At the San Francisco lecture he recited facts and figures that could only come from the CIA's resource database (at least I hope they were "facts"). You can listen to the complete lecture by downloading the podcast from iTunes.

The lecture was interesting to me because of the case Rendon made of how little we really know about what we're doing throughout the world. The information isn't flowing in because we don't want to hear it, because we are often misdirected, and because there are some (himself included) that are using psychological and manipulation tools to make us too fearful to want to know. Further, our resources for alternate and competing information (returning travelers, foreign news sources, international travel) is being limited by the polarization that we see increasing daily in our congress and state and local chambers.

He claimed that as polarization increases (often accelerated by his company's efforts), balanced views of the world disappear and are replaced by selective information that supports the particular polarized group that the viewer belongs to and that these two suggestions would help mitigate that effect. Rendon suggested that we could alter our centrist view of the world by bringing more of the world to our news sources:
  • Require every news agency that has a federal license to have at least 10% of their reportorial staff exchanged with a foreign news agency

  • Require that before any college degree is awarded that the student have at least two years of foreign travel under his or her belt
He said that these two suggestions were the least that we could do to tip back America's lack of balanced information needed for understanding, planning and governance - an imbalance that, in part, he helped tip.

Saturday, August 12, 2006

Re: Open Letter to Bill Clinton

A reporter friend asked me to comment about a story he is writing about the tension between Clinton's two great desires:
  • To be a beloved post-partisan ex-president helpful in all the world statements-type responses to international events

  • To be the Democratic Party's unofficial leader and first-ever First Gentleman
I think that Bill Clinton’s legacy would be enhanced if his immediate political activities were more altruistic than helping his wife get elected.

The new president has a lot to repair both within and outside the US. He or she should have the best team and support with the least diversion of attention to scrapping and other shenanigans.

Hence my suggestion that Clinton draft (and craft) Gore and participate in the solutions rather than contributing to the problems. Insuring that a Democratic President gets elected and a get-things-done team of straight shooters is placed is far more important in this next cycle than electing Hillary (who, in my opinion, is not the right person for this particular time).

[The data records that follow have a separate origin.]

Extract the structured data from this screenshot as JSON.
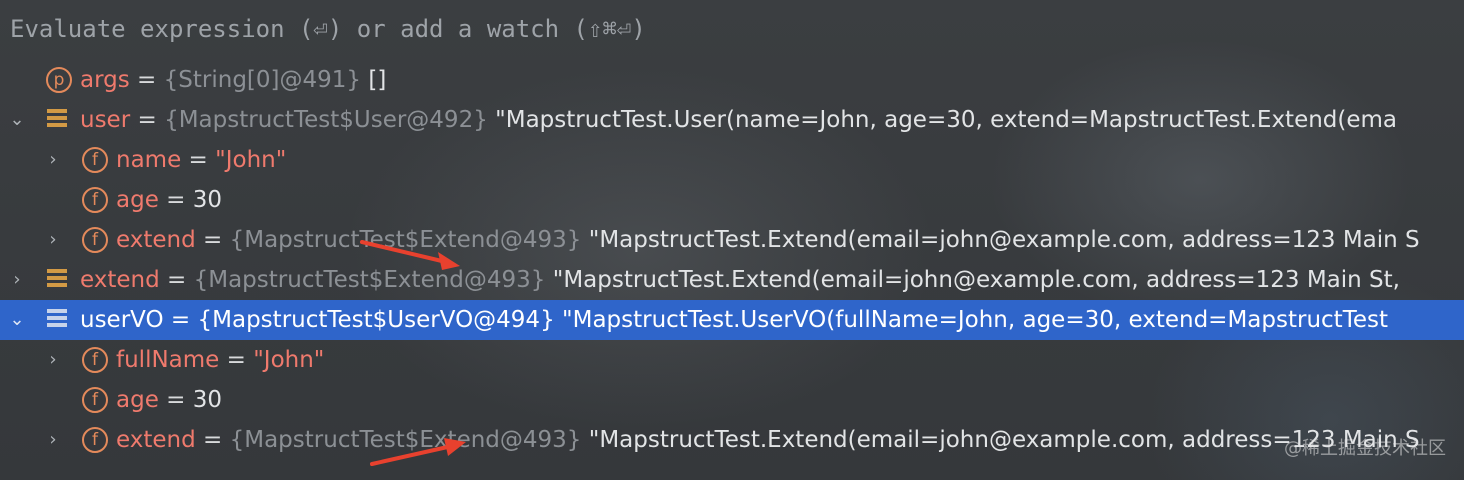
{
  "header": {
    "text": "Evaluate expression (⏎) or add a watch (⇧⌘⏎)"
  },
  "rows": [
    {
      "name": "args",
      "eq": " = ",
      "ref": "{String[0]@491}",
      "value": " []"
    },
    {
      "name": "user",
      "eq": " = ",
      "ref": "{MapstructTest$User@492}",
      "value": " \"MapstructTest.User(name=John, age=30, extend=MapstructTest.Extend(ema"
    },
    {
      "name": "name",
      "eq": " = ",
      "value": "\"John\""
    },
    {
      "name": "age",
      "eq": " = ",
      "value": "30"
    },
    {
      "name": "extend",
      "eq": " = ",
      "ref": "{MapstructTest$Extend@493}",
      "value": " \"MapstructTest.Extend(email=john@example.com, address=123 Main S"
    },
    {
      "name": "extend",
      "eq": " = ",
      "ref": "{MapstructTest$Extend@493}",
      "value": " \"MapstructTest.Extend(email=john@example.com, address=123 Main St,"
    },
    {
      "name": "userVO",
      "eq": " = ",
      "ref": "{MapstructTest$UserVO@494}",
      "value": " \"MapstructTest.UserVO(fullName=John, age=30, extend=MapstructTest"
    },
    {
      "name": "fullName",
      "eq": " = ",
      "value": "\"John\""
    },
    {
      "name": "age",
      "eq": " = ",
      "value": "30"
    },
    {
      "name": "extend",
      "eq": " = ",
      "ref": "{MapstructTest$Extend@493}",
      "value": " \"MapstructTest.Extend(email=john@example.com, address=123 Main S"
    }
  ],
  "icons": {
    "param": "p",
    "field": "f",
    "object": "object-icon"
  },
  "colors": {
    "selection": "#2f65ca",
    "name": "#ef7a6d",
    "arrow": "#e8412e"
  },
  "watermark": "@稀土掘金技术社区"
}
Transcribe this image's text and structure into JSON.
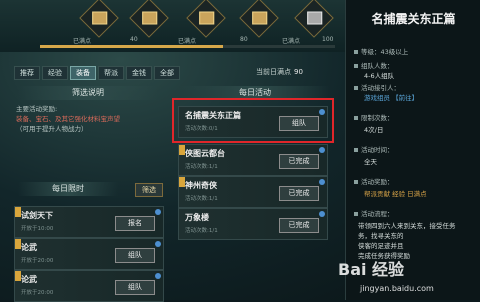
{
  "rewards": {
    "ticks": [
      "已满点",
      "40",
      "已满点",
      "80",
      "已满点",
      "100"
    ],
    "progress_fraction": 0.62
  },
  "tabs": [
    {
      "label": "推荐"
    },
    {
      "label": "经验"
    },
    {
      "label": "装备"
    },
    {
      "label": "帮派"
    },
    {
      "label": "金钱"
    },
    {
      "label": "全部"
    }
  ],
  "points": {
    "label": "当前日满点",
    "value": "90"
  },
  "left": {
    "filter_title": "筛选说明",
    "desc_line1": "主要活动奖励:",
    "desc_line2": "装备、宝石、及其它强化材料宝声望",
    "desc_line3": "（可用于提升人物战力）",
    "daily_limit_title": "每日限时",
    "filter_btn": "筛选"
  },
  "middle": {
    "daily_title": "每日活动"
  },
  "daily_cards": [
    {
      "title": "名捕震关东正篇",
      "sub": "活动次数:0/1",
      "button": "组队"
    },
    {
      "title": "侠图云都台",
      "sub": "活动次数:1/1",
      "button": "已完成"
    },
    {
      "title": "神州奇侠",
      "sub": "活动次数:1/1",
      "button": "已完成"
    },
    {
      "title": "万象楼",
      "sub": "活动次数:1/1",
      "button": "已完成"
    }
  ],
  "limit_cards": [
    {
      "title": "试剑天下",
      "sub": "开放于10:00",
      "button": "报名"
    },
    {
      "title": "论武",
      "sub": "开放于20:00",
      "button": "组队"
    },
    {
      "title": "论武",
      "sub": "开放于20:00",
      "button": "组队"
    }
  ],
  "detail": {
    "title": "名捕震关东正篇",
    "level_label": "等级：",
    "level_value": "43级以上",
    "team_label": "组队人数：",
    "team_value": "4-6人组队",
    "npc_label": "活动接引人：",
    "npc_value": "游戏组员 【前往】",
    "count_label": "限制次数：",
    "count_value": "4次/日",
    "time_label": "活动时间：",
    "time_value": "全天",
    "reward_label": "活动奖励：",
    "reward_value": "帮派贡献 经验 日满点",
    "flow_label": "活动流程：",
    "flow_line1": "带领四到六人来到关东，接受任务",
    "flow_line2": "务，找寻关东的",
    "flow_line3": "侠客的足迹并且",
    "flow_line4": "完成任务获得奖励"
  },
  "watermark": {
    "logo": "Bai 经验",
    "url": "jingyan.baidu.com"
  },
  "colors": {
    "accent": "#d7a84a",
    "highlight": "#e0262a",
    "link": "#5aa5d8"
  }
}
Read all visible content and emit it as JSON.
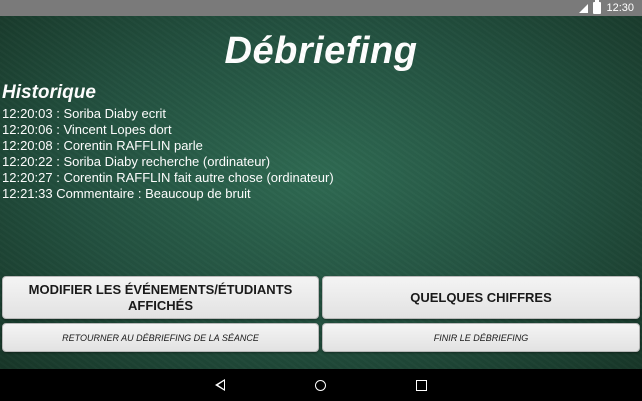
{
  "status_bar": {
    "time": "12:30"
  },
  "page": {
    "title": "Débriefing"
  },
  "history": {
    "title": "Historique",
    "entries": [
      "12:20:03 : Soriba Diaby ecrit",
      "12:20:06 : Vincent Lopes dort",
      "12:20:08 : Corentin RAFFLIN parle",
      "12:20:22 : Soriba Diaby recherche (ordinateur)",
      "12:20:27 : Corentin RAFFLIN fait autre chose (ordinateur)",
      "12:21:33 Commentaire : Beaucoup de bruit"
    ]
  },
  "buttons": {
    "modify_label": "MODIFIER LES ÉVÉNEMENTS/ÉTUDIANTS AFFICHÉS",
    "stats_label": "QUELQUES CHIFFRES",
    "return_label": "RETOURNER AU DÉBRIEFING DE LA SÉANCE",
    "finish_label": "FINIR LE DÉBRIEFING"
  },
  "icons": {
    "signal": "signal-icon",
    "battery": "battery-icon",
    "back": "nav-back-icon",
    "home": "nav-home-icon",
    "recents": "nav-recents-icon"
  }
}
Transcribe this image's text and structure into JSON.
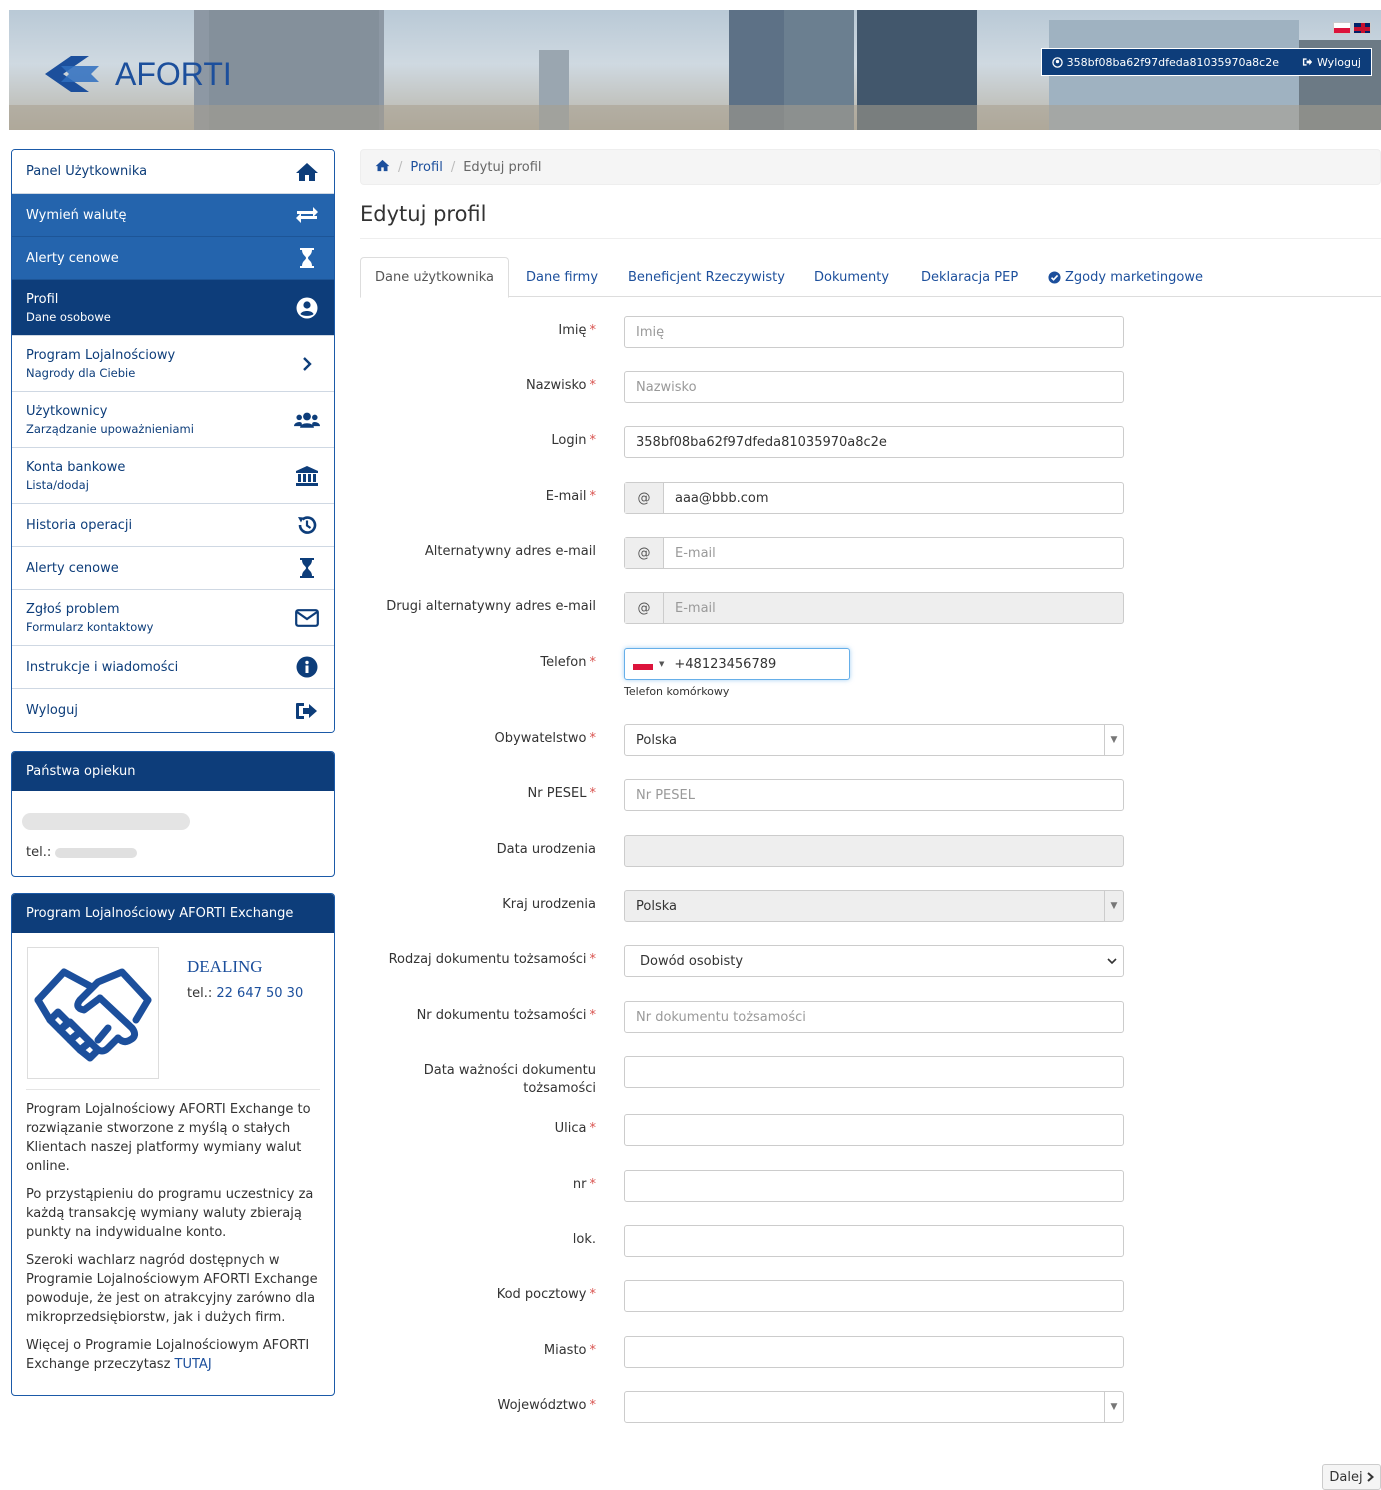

Gore has a passion to effect change regarding our immediate environmental problems and he has knowledge and experience with cleaning up our government and extricating all of the cancerous corruption, evil policies, poison pills and hateful and wrongheaded initiatives that the present administration has embedded. He’s not a corrupt man and has the integrity to remain so. With the Clintons onboard as UN Ambassador and Secretary of Health and Human Services (for example) everyone would see by their selfless example that repairing our country is far more important than any sense of entitlement or legacy building.

What better legacy than that?